▸ **What you need to do**
The full set of entries should be repeated without a single change.

(Stored items)
· · · ·

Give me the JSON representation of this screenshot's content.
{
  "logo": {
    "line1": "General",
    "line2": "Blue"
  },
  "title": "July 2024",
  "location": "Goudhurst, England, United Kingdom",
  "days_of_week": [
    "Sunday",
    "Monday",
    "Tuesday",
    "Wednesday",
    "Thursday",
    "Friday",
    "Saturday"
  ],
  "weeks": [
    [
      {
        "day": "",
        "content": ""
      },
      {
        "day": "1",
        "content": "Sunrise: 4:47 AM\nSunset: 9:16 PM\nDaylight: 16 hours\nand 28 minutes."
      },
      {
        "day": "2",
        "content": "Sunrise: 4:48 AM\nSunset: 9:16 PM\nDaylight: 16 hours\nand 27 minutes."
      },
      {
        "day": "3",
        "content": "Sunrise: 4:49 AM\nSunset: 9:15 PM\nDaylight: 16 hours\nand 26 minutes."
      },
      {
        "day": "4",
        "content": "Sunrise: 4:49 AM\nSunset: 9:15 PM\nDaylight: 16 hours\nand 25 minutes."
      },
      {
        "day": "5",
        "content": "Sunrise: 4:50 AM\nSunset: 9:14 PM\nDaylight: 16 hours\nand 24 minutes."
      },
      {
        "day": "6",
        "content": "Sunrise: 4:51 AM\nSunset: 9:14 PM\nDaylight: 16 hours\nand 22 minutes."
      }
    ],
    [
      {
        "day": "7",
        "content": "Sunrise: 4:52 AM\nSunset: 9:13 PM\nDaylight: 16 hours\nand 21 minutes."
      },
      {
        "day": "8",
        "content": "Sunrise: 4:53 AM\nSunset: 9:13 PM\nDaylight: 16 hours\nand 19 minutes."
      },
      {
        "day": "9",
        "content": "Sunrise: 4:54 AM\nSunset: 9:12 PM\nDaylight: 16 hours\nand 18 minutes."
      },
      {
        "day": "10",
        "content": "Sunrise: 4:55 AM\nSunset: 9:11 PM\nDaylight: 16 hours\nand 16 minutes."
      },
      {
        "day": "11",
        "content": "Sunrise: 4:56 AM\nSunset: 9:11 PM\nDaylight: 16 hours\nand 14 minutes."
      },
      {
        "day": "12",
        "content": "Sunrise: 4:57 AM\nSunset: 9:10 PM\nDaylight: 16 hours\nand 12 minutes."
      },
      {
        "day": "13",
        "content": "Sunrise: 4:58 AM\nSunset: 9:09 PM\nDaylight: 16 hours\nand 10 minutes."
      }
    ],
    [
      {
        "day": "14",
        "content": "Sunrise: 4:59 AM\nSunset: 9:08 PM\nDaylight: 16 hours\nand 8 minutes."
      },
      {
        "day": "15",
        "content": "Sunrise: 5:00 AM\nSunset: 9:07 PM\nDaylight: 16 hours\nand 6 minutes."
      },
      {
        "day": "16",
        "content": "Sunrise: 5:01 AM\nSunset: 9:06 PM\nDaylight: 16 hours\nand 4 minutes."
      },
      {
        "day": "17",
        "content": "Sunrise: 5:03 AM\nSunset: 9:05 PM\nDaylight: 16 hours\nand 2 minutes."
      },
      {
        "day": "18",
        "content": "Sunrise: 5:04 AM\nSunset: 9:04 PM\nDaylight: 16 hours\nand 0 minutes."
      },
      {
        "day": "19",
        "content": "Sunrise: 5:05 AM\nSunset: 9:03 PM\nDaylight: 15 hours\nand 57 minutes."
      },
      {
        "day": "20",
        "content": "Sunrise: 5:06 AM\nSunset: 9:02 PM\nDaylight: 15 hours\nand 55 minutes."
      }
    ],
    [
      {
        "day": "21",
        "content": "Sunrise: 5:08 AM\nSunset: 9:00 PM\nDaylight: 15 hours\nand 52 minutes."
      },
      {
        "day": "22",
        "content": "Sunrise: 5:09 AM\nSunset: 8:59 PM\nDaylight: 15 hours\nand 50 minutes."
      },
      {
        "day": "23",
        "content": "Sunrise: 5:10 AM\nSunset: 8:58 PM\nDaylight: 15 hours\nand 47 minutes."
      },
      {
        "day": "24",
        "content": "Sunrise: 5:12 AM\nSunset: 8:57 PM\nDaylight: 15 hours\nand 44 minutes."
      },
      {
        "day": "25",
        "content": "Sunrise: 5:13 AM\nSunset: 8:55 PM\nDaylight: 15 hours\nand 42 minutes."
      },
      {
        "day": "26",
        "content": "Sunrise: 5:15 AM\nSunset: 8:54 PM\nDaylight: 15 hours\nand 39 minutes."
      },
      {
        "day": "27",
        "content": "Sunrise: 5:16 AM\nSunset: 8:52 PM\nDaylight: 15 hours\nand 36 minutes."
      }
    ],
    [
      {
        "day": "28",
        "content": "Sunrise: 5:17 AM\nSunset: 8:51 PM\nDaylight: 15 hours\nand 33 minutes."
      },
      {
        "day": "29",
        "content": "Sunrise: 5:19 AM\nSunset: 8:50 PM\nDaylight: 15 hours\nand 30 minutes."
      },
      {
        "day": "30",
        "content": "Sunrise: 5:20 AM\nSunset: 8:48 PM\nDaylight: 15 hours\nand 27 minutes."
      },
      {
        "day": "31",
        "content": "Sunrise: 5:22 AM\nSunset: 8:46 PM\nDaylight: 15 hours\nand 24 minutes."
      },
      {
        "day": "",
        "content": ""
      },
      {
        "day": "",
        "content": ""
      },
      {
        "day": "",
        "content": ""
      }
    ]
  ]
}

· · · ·

▸ **Exercise answer**
Give me the JSON representation of this screenshot's content.
{
  "logo": {
    "line1": "General",
    "line2": "Blue"
  },
  "title": "July 2024",
  "location": "Goudhurst, England, United Kingdom",
  "days_of_week": [
    "Sunday",
    "Monday",
    "Tuesday",
    "Wednesday",
    "Thursday",
    "Friday",
    "Saturday"
  ],
  "weeks": [
    [
      {
        "day": "",
        "content": ""
      },
      {
        "day": "1",
        "content": "Sunrise: 4:47 AM\nSunset: 9:16 PM\nDaylight: 16 hours\nand 28 minutes."
      },
      {
        "day": "2",
        "content": "Sunrise: 4:48 AM\nSunset: 9:16 PM\nDaylight: 16 hours\nand 27 minutes."
      },
      {
        "day": "3",
        "content": "Sunrise: 4:49 AM\nSunset: 9:15 PM\nDaylight: 16 hours\nand 26 minutes."
      },
      {
        "day": "4",
        "content": "Sunrise: 4:49 AM\nSunset: 9:15 PM\nDaylight: 16 hours\nand 25 minutes."
      },
      {
        "day": "5",
        "content": "Sunrise: 4:50 AM\nSunset: 9:14 PM\nDaylight: 16 hours\nand 24 minutes."
      },
      {
        "day": "6",
        "content": "Sunrise: 4:51 AM\nSunset: 9:14 PM\nDaylight: 16 hours\nand 22 minutes."
      }
    ],
    [
      {
        "day": "7",
        "content": "Sunrise: 4:52 AM\nSunset: 9:13 PM\nDaylight: 16 hours\nand 21 minutes."
      },
      {
        "day": "8",
        "content": "Sunrise: 4:53 AM\nSunset: 9:13 PM\nDaylight: 16 hours\nand 19 minutes."
      },
      {
        "day": "9",
        "content": "Sunrise: 4:54 AM\nSunset: 9:12 PM\nDaylight: 16 hours\nand 18 minutes."
      },
      {
        "day": "10",
        "content": "Sunrise: 4:55 AM\nSunset: 9:11 PM\nDaylight: 16 hours\nand 16 minutes."
      },
      {
        "day": "11",
        "content": "Sunrise: 4:56 AM\nSunset: 9:11 PM\nDaylight: 16 hours\nand 14 minutes."
      },
      {
        "day": "12",
        "content": "Sunrise: 4:57 AM\nSunset: 9:10 PM\nDaylight: 16 hours\nand 12 minutes."
      },
      {
        "day": "13",
        "content": "Sunrise: 4:58 AM\nSunset: 9:09 PM\nDaylight: 16 hours\nand 10 minutes."
      }
    ],
    [
      {
        "day": "14",
        "content": "Sunrise: 4:59 AM\nSunset: 9:08 PM\nDaylight: 16 hours\nand 8 minutes."
      },
      {
        "day": "15",
        "content": "Sunrise: 5:00 AM\nSunset: 9:07 PM\nDaylight: 16 hours\nand 6 minutes."
      },
      {
        "day": "16",
        "content": "Sunrise: 5:01 AM\nSunset: 9:06 PM\nDaylight: 16 hours\nand 4 minutes."
      },
      {
        "day": "17",
        "content": "Sunrise: 5:03 AM\nSunset: 9:05 PM\nDaylight: 16 hours\nand 2 minutes."
      },
      {
        "day": "18",
        "content": "Sunrise: 5:04 AM\nSunset: 9:04 PM\nDaylight: 16 hours\nand 0 minutes."
      },
      {
        "day": "19",
        "content": "Sunrise: 5:05 AM\nSunset: 9:03 PM\nDaylight: 15 hours\nand 57 minutes."
      },
      {
        "day": "20",
        "content": "Sunrise: 5:06 AM\nSunset: 9:02 PM\nDaylight: 15 hours\nand 55 minutes."
      }
    ],
    [
      {
        "day": "21",
        "content": "Sunrise: 5:08 AM\nSunset: 9:00 PM\nDaylight: 15 hours\nand 52 minutes."
      },
      {
        "day": "22",
        "content": "Sunrise: 5:09 AM\nSunset: 8:59 PM\nDaylight: 15 hours\nand 50 minutes."
      },
      {
        "day": "23",
        "content": "Sunrise: 5:10 AM\nSunset: 8:58 PM\nDaylight: 15 hours\nand 47 minutes."
      },
      {
        "day": "24",
        "content": "Sunrise: 5:12 AM\nSunset: 8:57 PM\nDaylight: 15 hours\nand 44 minutes."
      },
      {
        "day": "25",
        "content": "Sunrise: 5:13 AM\nSunset: 8:55 PM\nDaylight: 15 hours\nand 42 minutes."
      },
      {
        "day": "26",
        "content": "Sunrise: 5:15 AM\nSunset: 8:54 PM\nDaylight: 15 hours\nand 39 minutes."
      },
      {
        "day": "27",
        "content": "Sunrise: 5:16 AM\nSunset: 8:52 PM\nDaylight: 15 hours\nand 36 minutes."
      }
    ],
    [
      {
        "day": "28",
        "content": "Sunrise: 5:17 AM\nSunset: 8:51 PM\nDaylight: 15 hours\nand 33 minutes."
      },
      {
        "day": "29",
        "content": "Sunrise: 5:19 AM\nSunset: 8:50 PM\nDaylight: 15 hours\nand 30 minutes."
      },
      {
        "day": "30",
        "content": "Sunrise: 5:20 AM\nSunset: 8:48 PM\nDaylight: 15 hours\nand 27 minutes."
      },
      {
        "day": "31",
        "content": "Sunrise: 5:22 AM\nSunset: 8:46 PM\nDaylight: 15 hours\nand 24 minutes."
      },
      {
        "day": "",
        "content": ""
      },
      {
        "day": "",
        "content": ""
      },
      {
        "day": "",
        "content": ""
      }
    ]
  ]
}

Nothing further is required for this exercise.